By Messenger Staff
Thursday, October 22
The democratisation of Georgia is being discussed all over the country at all levels. Although there are many different opinions on what democracy should consist of there are certain issues on which both Government and opposition agree. Chief among these is that steps must be taken to achieve greater gender balance in Georgian politics. As a first step it has been suggested that parties which do not include at least three females in the top ten places on their party list will be disbarred from standing for election.

It should be admitted that there are few females in the Georgian Parliament, where the ruling party enjoys an overwhelming majority. Out of 150 MPs only seven are female, and only one of these is in the opposition. The non-Parliamentary opposition does not have much of a gender balance either. For instance Irakli Alasania’s party list includes only one female in its top ten, Nino Getsadze. The Republicans have two, Tina Khidasheli and Sopo Khorguani, and New Rights also only has two, Manana Nachkhebia and Pikria Chikhradze. Irakli Okruashvili’s party has Eka Beselia and Teo Tlashadze, Labour has only Nestan Kirtadze and Nino Burjanadze, Salome Zourabichvili and Guguli Maghradze are leaders of parties which have no more females in their list of top ten candidates. Ironically, Maghradze is the leader of the Women’s Party.

So all the parties have serious challenges ahead of them in mobilising women by trying to attract into their parties well known figures from show business, commerce, journalism and other fields. In Communist times there were more women involved in politics because the Party was fond of putting milkmaids and cooks in Parliament in order to show off to the West how equal Communist society was. However no Communist country was ever run by a woman, nor did women ever hold a majority of positions in the various politburos, which were frequently all male. What will attract more women into politics in this day and age no one can predict, but those fighting for gender equality say that women know better the cost of war and peace, and this gives them added reason to try and make a difference in a country which has experienced too much of the former and not enough of the latter.

Women’s rights and achieving a gender balance are very much in fashion in the West and the Georgian political spectrum has to take this into account if they want the country to be one of the civilized nations. However we should remind ourselves of one fact from Georgia’s history. The most prosperous period in the history of Georgia, when its borders reached their furthest extent, was the age of Queen Tamar, who was actually called by title King Tamar. Moreover historically Georgia is a country where there is the utmost respect for females. The symbol of the capital is the Mother of Georgia, who greets us from the hills overlooking the city centre with a cup of wine for our friends and a sword for our enemies.

Achieving gender balance may be a noble idea in itself, but the problems the country faces now cannot be resolved simply through gender balance. They are too serious and can only be addressed by mobilising all parts of society. Of course involving women in these processes could be vitally important, but involving women just to achieve a numerical target is the sort of cosmetic measure a serious country should be at pains to avoid.

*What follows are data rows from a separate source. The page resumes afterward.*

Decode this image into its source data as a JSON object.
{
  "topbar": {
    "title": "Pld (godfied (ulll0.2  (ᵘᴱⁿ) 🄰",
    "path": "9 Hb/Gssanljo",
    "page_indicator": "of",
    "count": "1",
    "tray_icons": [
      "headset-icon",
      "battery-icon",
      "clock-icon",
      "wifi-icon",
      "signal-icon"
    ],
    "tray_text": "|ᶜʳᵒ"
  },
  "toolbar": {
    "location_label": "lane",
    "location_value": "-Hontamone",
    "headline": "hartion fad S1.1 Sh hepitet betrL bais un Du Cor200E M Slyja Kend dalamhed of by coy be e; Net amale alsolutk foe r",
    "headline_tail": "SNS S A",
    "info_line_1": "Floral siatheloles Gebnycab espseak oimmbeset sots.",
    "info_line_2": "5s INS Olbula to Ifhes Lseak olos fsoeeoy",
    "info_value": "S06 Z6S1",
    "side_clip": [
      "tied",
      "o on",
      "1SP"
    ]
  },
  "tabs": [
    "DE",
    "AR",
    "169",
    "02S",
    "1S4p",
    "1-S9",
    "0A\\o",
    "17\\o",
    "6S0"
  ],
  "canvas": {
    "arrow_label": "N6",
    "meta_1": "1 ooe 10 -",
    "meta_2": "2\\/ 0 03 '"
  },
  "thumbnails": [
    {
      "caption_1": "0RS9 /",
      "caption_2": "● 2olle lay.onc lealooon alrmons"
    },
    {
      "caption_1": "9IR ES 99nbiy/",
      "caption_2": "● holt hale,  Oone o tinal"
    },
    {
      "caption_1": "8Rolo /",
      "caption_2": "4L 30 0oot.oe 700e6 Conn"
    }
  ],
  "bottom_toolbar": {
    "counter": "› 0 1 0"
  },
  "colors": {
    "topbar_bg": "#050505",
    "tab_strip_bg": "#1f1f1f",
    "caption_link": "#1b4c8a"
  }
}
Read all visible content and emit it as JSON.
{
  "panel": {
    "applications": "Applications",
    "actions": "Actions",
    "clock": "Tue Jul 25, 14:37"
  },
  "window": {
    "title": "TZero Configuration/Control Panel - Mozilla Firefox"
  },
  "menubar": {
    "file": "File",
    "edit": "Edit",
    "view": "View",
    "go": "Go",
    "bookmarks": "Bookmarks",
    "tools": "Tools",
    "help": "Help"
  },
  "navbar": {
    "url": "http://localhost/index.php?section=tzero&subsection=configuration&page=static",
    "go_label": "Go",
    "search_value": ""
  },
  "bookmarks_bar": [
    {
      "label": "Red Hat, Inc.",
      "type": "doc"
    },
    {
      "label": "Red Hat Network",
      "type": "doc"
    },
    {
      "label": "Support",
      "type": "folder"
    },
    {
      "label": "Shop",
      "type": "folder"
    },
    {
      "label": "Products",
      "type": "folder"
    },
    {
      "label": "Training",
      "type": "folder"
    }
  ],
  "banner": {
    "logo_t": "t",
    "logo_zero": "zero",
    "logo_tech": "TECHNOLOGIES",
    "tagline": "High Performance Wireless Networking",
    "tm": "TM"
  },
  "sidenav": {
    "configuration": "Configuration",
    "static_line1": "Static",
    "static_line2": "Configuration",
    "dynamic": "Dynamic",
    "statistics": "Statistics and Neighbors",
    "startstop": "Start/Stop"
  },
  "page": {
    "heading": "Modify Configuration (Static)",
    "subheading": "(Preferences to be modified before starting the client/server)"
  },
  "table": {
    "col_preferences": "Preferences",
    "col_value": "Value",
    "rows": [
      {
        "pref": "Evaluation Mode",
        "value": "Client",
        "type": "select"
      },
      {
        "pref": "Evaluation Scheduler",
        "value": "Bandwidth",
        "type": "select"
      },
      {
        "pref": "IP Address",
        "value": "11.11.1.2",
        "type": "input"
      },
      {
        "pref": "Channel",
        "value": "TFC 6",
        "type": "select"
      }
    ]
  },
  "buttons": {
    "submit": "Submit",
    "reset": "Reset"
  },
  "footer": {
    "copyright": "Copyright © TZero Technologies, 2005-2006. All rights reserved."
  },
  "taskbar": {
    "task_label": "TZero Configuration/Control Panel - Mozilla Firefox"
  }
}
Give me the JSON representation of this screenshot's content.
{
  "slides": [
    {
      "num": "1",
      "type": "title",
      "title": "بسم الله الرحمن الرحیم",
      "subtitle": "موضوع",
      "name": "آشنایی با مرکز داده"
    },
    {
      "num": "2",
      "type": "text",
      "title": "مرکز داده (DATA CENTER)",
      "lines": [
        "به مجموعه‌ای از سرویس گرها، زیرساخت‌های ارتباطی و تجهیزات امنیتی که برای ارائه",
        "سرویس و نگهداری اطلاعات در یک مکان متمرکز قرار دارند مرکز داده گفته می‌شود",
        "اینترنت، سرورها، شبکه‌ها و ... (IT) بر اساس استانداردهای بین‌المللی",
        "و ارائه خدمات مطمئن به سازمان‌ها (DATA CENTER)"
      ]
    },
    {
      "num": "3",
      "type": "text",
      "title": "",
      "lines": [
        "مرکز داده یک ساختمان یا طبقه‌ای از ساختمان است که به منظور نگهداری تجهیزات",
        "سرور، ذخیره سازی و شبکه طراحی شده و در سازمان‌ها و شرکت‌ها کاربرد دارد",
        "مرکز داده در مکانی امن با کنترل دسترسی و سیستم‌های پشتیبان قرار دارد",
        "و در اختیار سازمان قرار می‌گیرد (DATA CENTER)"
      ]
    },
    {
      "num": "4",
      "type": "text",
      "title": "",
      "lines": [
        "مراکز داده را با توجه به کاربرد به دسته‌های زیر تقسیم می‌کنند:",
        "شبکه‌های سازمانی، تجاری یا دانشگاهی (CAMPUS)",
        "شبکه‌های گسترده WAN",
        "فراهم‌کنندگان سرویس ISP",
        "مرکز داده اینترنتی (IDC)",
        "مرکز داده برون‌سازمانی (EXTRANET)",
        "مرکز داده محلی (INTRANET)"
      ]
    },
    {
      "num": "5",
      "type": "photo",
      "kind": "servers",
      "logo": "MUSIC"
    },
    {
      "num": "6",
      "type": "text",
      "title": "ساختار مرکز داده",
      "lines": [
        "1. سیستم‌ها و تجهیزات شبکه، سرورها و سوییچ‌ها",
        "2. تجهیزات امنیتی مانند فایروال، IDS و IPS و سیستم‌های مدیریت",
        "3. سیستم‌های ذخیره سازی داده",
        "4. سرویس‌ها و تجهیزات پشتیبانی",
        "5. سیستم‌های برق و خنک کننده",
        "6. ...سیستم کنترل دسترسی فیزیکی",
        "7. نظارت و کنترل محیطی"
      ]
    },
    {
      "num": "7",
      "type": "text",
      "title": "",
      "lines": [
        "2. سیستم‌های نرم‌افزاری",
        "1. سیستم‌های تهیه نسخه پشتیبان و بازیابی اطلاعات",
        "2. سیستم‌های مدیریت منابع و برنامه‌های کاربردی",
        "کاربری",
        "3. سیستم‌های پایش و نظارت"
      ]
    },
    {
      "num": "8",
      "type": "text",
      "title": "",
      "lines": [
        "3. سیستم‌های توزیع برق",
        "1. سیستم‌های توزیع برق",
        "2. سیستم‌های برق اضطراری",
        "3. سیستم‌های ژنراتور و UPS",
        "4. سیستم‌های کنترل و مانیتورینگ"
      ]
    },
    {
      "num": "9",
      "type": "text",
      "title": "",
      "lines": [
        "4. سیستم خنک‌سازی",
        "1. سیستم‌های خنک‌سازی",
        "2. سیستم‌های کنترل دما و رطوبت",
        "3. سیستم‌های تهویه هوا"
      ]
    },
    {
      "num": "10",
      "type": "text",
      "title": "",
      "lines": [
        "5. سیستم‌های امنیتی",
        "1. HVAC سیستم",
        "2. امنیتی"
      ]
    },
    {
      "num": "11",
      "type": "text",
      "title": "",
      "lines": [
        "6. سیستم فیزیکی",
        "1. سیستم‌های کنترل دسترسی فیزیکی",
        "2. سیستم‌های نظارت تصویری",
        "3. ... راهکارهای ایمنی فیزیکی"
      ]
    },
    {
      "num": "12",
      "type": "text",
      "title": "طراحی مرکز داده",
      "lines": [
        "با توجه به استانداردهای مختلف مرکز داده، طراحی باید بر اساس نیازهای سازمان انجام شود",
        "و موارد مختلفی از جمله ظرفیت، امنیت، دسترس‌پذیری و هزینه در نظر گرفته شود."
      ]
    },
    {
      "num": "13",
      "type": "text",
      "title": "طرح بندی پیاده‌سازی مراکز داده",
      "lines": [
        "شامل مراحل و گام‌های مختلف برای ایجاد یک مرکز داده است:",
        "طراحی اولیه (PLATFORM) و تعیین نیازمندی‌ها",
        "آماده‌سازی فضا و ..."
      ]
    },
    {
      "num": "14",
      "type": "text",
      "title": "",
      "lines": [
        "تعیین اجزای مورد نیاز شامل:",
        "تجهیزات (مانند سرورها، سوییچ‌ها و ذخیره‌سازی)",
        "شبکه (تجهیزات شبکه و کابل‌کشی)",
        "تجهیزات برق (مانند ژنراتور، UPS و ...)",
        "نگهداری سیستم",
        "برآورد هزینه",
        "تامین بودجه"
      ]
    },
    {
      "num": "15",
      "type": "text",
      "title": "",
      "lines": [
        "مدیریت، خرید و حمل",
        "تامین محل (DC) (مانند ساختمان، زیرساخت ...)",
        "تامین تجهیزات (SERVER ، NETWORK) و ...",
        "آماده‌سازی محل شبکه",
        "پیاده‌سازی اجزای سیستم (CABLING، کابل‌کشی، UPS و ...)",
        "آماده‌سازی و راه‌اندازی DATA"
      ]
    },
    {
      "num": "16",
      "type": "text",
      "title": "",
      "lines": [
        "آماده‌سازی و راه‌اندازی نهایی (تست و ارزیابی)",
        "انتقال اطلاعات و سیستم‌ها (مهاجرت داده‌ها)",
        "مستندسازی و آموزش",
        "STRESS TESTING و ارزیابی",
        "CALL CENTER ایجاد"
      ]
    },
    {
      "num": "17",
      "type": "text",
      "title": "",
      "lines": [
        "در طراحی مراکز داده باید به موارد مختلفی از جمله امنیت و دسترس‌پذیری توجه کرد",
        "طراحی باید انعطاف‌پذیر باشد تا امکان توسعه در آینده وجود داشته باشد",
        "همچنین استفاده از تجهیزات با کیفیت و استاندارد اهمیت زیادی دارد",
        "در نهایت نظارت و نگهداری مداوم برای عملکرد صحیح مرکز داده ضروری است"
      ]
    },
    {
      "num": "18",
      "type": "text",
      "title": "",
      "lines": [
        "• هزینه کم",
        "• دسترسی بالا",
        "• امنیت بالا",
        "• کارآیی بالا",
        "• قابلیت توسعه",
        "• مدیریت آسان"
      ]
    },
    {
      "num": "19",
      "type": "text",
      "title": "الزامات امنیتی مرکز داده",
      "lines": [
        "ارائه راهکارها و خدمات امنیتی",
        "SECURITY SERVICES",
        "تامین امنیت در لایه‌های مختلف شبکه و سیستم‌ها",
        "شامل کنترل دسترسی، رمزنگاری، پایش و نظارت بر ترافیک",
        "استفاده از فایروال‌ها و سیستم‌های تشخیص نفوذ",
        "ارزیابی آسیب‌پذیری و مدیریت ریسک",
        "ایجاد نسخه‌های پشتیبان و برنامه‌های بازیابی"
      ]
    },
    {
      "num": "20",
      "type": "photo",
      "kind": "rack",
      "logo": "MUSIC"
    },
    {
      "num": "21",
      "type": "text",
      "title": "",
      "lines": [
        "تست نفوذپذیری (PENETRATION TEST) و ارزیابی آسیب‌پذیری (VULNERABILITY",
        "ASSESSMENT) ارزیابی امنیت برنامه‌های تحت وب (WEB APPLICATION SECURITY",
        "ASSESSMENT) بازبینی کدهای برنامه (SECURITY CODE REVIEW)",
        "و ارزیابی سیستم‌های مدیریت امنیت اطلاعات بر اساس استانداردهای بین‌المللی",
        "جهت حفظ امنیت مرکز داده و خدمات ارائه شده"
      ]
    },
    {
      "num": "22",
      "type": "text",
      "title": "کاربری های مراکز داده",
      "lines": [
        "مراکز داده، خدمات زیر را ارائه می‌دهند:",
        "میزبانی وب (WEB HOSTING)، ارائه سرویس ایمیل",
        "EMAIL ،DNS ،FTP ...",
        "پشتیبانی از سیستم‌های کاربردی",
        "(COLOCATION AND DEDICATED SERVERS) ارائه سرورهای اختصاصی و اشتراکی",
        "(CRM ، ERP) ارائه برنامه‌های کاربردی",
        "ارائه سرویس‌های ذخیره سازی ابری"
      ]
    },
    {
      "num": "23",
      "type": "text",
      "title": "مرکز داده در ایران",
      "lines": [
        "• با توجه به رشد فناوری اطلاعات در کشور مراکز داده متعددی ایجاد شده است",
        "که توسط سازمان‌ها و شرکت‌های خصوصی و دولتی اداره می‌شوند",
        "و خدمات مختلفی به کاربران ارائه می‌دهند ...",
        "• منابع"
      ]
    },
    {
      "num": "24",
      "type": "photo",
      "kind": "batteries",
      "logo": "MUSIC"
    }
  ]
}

Georgia has much to do in protecting women’s rights, combating trafficking, adjusting the labour code and protecting female prisoners’ rights. All these issues should be addressed on a practical as well as a legislative level, but this is a field where the administration and all sorts of opposition parties can harmonise their efforts. There are very few such fields in Georgia today. This is the current importance of this issue.

Maybe it would be a good idea to have a female President and a majority of women in both Government and Parliament. Let us give them a try. Maybe they can run the country more efficiently, while the men dedicate themselves to the Supra and Nardi.